DESCRIPTION OF THE TASK
Apart from the pictures, reproduce the data below exactly as it stands.
----- STORED DATA
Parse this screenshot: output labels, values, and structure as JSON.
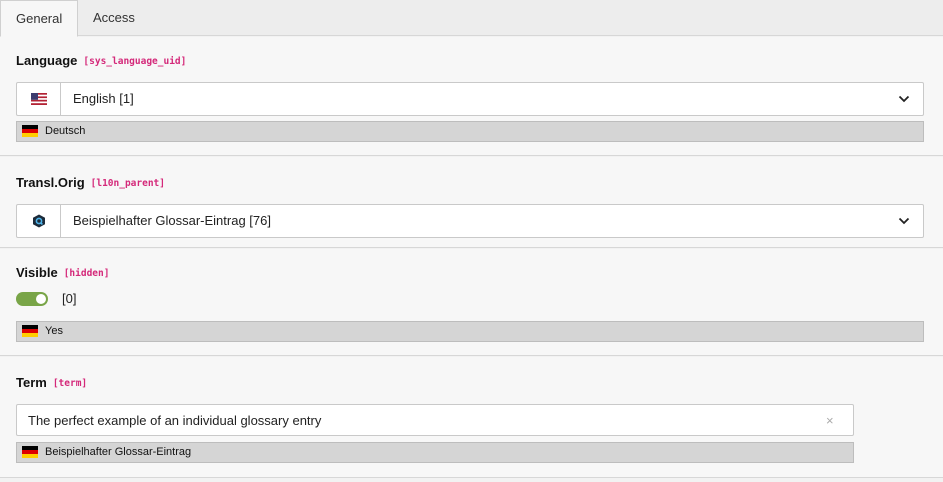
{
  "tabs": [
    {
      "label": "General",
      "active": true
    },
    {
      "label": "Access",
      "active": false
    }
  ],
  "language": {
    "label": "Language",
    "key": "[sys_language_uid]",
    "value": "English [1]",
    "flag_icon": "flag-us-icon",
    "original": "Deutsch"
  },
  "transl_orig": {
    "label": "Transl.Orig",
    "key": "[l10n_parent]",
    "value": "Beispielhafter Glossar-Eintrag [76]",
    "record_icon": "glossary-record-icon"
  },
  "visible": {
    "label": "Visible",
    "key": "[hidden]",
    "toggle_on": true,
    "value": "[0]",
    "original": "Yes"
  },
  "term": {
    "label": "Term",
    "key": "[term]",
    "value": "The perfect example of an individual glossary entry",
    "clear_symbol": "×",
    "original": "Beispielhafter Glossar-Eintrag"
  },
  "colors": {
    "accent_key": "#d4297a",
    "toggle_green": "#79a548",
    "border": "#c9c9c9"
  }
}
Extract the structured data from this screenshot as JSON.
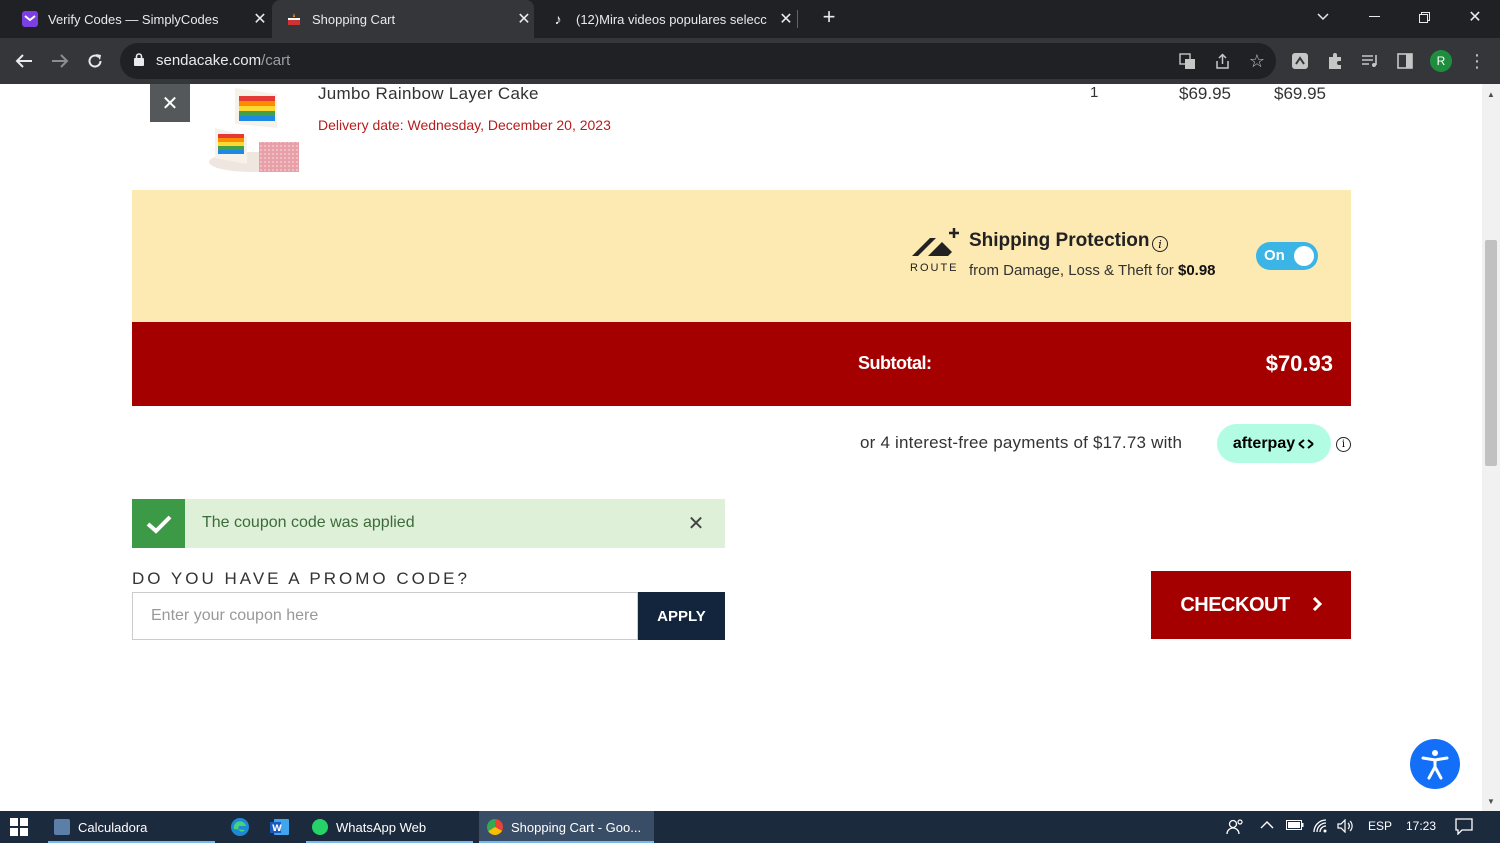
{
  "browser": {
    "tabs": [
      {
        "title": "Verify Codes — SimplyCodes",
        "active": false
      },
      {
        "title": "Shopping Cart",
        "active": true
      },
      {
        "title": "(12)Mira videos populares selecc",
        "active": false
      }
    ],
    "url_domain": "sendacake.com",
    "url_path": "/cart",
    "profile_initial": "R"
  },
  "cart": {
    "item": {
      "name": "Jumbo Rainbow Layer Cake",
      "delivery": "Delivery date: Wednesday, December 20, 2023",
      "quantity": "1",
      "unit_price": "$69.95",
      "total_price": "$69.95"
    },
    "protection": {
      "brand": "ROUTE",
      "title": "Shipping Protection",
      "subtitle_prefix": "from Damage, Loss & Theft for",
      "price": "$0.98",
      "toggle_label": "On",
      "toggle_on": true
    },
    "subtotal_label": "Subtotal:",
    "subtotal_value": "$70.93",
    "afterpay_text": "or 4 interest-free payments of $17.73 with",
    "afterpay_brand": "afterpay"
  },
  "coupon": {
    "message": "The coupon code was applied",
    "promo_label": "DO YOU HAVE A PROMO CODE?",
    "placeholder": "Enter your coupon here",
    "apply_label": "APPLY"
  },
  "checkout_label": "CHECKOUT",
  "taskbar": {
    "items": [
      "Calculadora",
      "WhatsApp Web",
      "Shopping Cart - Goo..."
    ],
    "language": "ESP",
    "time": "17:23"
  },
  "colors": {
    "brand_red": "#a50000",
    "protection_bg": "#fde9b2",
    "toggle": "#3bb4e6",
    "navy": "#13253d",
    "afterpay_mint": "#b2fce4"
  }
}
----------
SOLUTION TO THIS TASK
Parse this screenshot: output labels, values, and structure as JSON.
{
  "tabs": [
    {
      "label": "General",
      "active": true
    },
    {
      "label": "Access",
      "active": false
    }
  ],
  "language": {
    "label": "Language",
    "key": "[sys_language_uid]",
    "value": "English [1]",
    "flag_icon": "flag-us-icon",
    "original": "Deutsch"
  },
  "transl_orig": {
    "label": "Transl.Orig",
    "key": "[l10n_parent]",
    "value": "Beispielhafter Glossar-Eintrag [76]",
    "record_icon": "glossary-record-icon"
  },
  "visible": {
    "label": "Visible",
    "key": "[hidden]",
    "toggle_on": true,
    "value": "[0]",
    "original": "Yes"
  },
  "term": {
    "label": "Term",
    "key": "[term]",
    "value": "The perfect example of an individual glossary entry",
    "clear_symbol": "×",
    "original": "Beispielhafter Glossar-Eintrag"
  },
  "colors": {
    "accent_key": "#d4297a",
    "toggle_green": "#79a548",
    "border": "#c9c9c9"
  }
}
Extract the structured data from this screenshot as JSON.
{
  "browser": {
    "tabs": [
      {
        "title": "Verify Codes — SimplyCodes",
        "active": false
      },
      {
        "title": "Shopping Cart",
        "active": true
      },
      {
        "title": "(12)Mira videos populares selecc",
        "active": false
      }
    ],
    "url_domain": "sendacake.com",
    "url_path": "/cart",
    "profile_initial": "R"
  },
  "cart": {
    "item": {
      "name": "Jumbo Rainbow Layer Cake",
      "delivery": "Delivery date: Wednesday, December 20, 2023",
      "quantity": "1",
      "unit_price": "$69.95",
      "total_price": "$69.95"
    },
    "protection": {
      "brand": "ROUTE",
      "title": "Shipping Protection",
      "subtitle_prefix": "from Damage, Loss & Theft for",
      "price": "$0.98",
      "toggle_label": "On",
      "toggle_on": true
    },
    "subtotal_label": "Subtotal:",
    "subtotal_value": "$70.93",
    "afterpay_text": "or 4 interest-free payments of $17.73 with",
    "afterpay_brand": "afterpay"
  },
  "coupon": {
    "message": "The coupon code was applied",
    "promo_label": "DO YOU HAVE A PROMO CODE?",
    "placeholder": "Enter your coupon here",
    "apply_label": "APPLY"
  },
  "checkout_label": "CHECKOUT",
  "taskbar": {
    "items": [
      "Calculadora",
      "WhatsApp Web",
      "Shopping Cart - Goo..."
    ],
    "language": "ESP",
    "time": "17:23"
  },
  "colors": {
    "brand_red": "#a50000",
    "protection_bg": "#fde9b2",
    "toggle": "#3bb4e6",
    "navy": "#13253d",
    "afterpay_mint": "#b2fce4"
  }
}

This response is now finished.